It is here in the Arizona desert where the temperatures in mid-October still push regularly into the 90s that infielder Hunter Dozier stamps out the final validation of his first pro season.

This is the Instructional League which seeks to hone and refine skills for minor-league players. For Dozier a shortstop when selected by the Royals in the first round of last June’s draft that means time and more time at third base.

Even he realizes third base is where his future likely points.

“I’m getting a lot of work there” he said. “I’m getting a lot of ground balls and extra work. I’m getting more and more comfortable each and every day. I’ve just got to keep trying to learn a new position.”

Dozier 22 never fought the switch from shortstop because well...he’s seen Raul Mondesi the 18-year-old wonderkid who already looms as the heir apparent to Alcides Escobar on the big-league club.

“He’s pretty good” Dozier allowed with a smile after playing alongside Mondesi again earlier this week in front of a crowd consisting of little more than scouts and front-office officials on a practice field at the Royals’ year-round complex.

Pretty good.

That’s also the early read on Dozier whom the Royals chose with the draft’s eighth overall pick — and in doing so upset the conventional wisdom that projected him at best as a late first-round selection.

“As a complete player” assistant general manager J.J. Picollo said “he was clear-cut for us. I know a lot was made of that pick…

“But there was a group of hitters that we liked and when you started to break them down we felt he had the most upside out of all of them and he was the most athletic out of all of them.”

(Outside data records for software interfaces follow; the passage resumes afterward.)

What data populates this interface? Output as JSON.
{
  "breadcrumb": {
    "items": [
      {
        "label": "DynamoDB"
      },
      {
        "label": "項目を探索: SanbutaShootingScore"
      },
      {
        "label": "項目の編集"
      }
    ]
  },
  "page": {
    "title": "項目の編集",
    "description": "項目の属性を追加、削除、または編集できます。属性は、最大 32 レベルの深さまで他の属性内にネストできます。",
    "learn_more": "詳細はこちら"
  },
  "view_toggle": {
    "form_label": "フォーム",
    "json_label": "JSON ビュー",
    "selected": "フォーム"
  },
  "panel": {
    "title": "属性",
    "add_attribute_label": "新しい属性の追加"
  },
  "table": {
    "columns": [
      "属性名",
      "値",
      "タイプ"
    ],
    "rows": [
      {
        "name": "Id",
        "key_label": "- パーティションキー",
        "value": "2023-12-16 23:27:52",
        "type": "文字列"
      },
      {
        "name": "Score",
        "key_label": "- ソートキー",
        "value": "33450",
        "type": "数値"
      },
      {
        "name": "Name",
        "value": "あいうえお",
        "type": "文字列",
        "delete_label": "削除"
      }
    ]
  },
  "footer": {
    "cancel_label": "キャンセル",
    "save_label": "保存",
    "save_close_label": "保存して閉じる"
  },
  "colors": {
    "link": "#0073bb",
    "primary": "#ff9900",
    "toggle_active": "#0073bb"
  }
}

Dozier signed quickly for $2.2 million which was roughly $1 million below the slotted price and headed to short-season Idaho Falls where he played well enough to gain a brief August promotion to Lo-A Lexington.